The Athletic Association oversees the activities of about 33 clubs, each dedicated to the promotion of a particular sport. The University is one of six national Centres of Excellence for Cricket. Bradford’s geographical position also makes it an ideal center for outdoor sports such as climbing, orienteering, potholing, mountain biking, hang-gliding, and even canoeing and sailing on local rivers and reservoirs. 

The International Office organizes regular trips to various parts of the country such as York and the seaside, providing an ideal way for students to make new friends and see more of the UK. 

Experiential Opportunities
The University of Bradford offers on-campus employment opportunities. Students can register with the Job Shop on the main campus. Please note that only students studying with a Tier 4 visa are eligible to work in the United Kingdom.
Housing and Meals

ISEP students are housed in private residence halls, which are less than 10 minutes walk from the University’s city campus area and close to the University’s Health Centre. The library, sports center, students’ union, teaching areas and social areas are all nearby. The halls have self-contained single study flats of six or eight bedrooms, with internet access, a shared kitchen, dining area, and bathrooms. ISEP participants receive a meal stipend to prepare their own meals or to purchase meals.

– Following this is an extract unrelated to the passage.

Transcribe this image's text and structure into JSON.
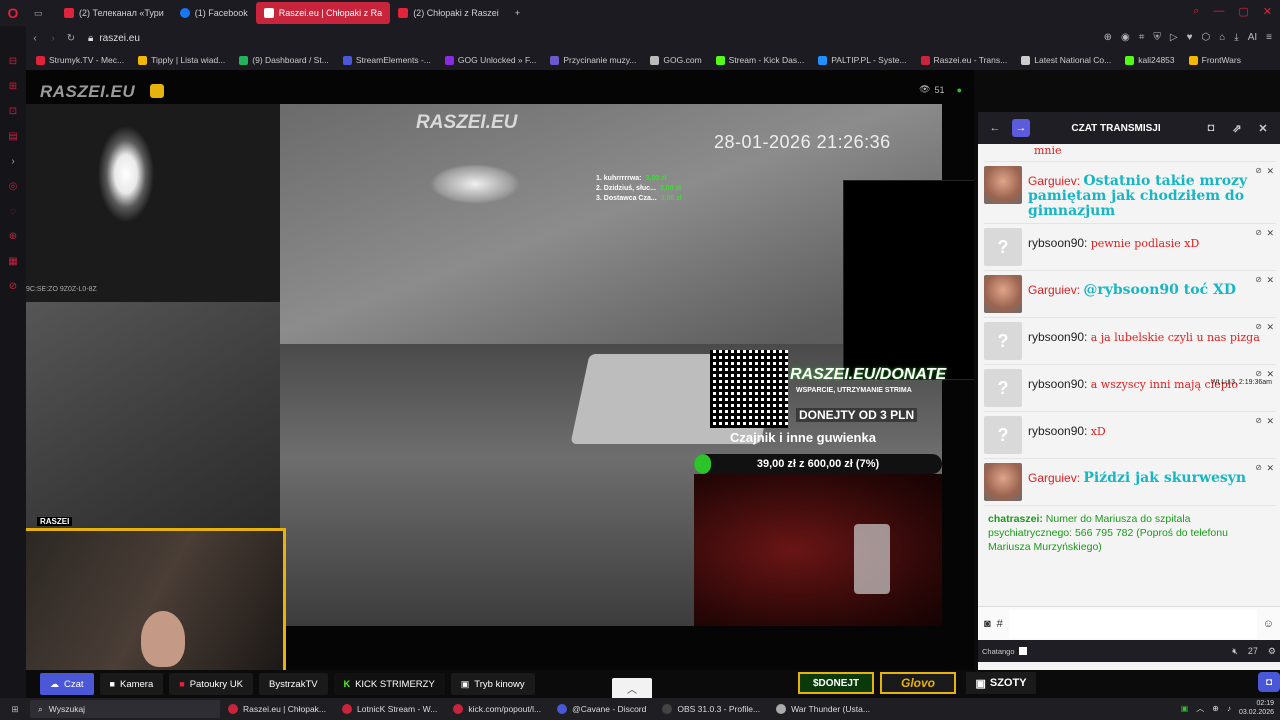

There are many supermarkets and restaurants nearby. 

Financial Information

For all approved programs for guaranteed financial aid transferability, students pay their Lake Forest College tuition plus a program fee. The program fee for a semester with the ISEP Exchange to Bradford includes orientation, on-site director, university fees, housing, and the equivalent of 19/meals per week.  

Here is an estimated budget for the Fall 2018/Spring 2019 programs:

Budget Item


Lake Forest College Tuition


Program fee (estimated)

Note: Spring may have added cost


Total Expected Billed by Lake Forest College


ISEP Application and Confirmation Fees


ISEP-required health and repatriation insurance (estimated, $90/mo)

Note: Some countries require national insurance. Check ISEP


Additional Meals


Estimated Airfare

*Students placed on ISEP Exchange may be eligible for up to $750 airfare award


Estimated Personal Expenses (passport, visas, immunizations, textbooks, supplies, personal expenses, additional national insurance if required, travel insurance, additional travel etc.)


Total Out-of-Pocket Expenses




Tuition rates and program fees are subject to change each year, but this information was up-to-date as of January 2018. We will notify applicants, and update this page if the program fee or other estimates change.

You can discuss with Financial Aid your specific aid package and your expected family contribution.

Keep in mind that you may spend more or less in certain areas like personal expenses, travel, meals, or airfare, depending on exchange rates and your own spending habits. Classroom or lab fees are not included in this estimate and will depend on your course registration choices.  

Don’t forget to apply for scholarships! A great listing can be found here.  

  • Contact:

    For Questions About the Initial Application Process:

    Alexandra Olson
    Coordinator of the Global Engagement Office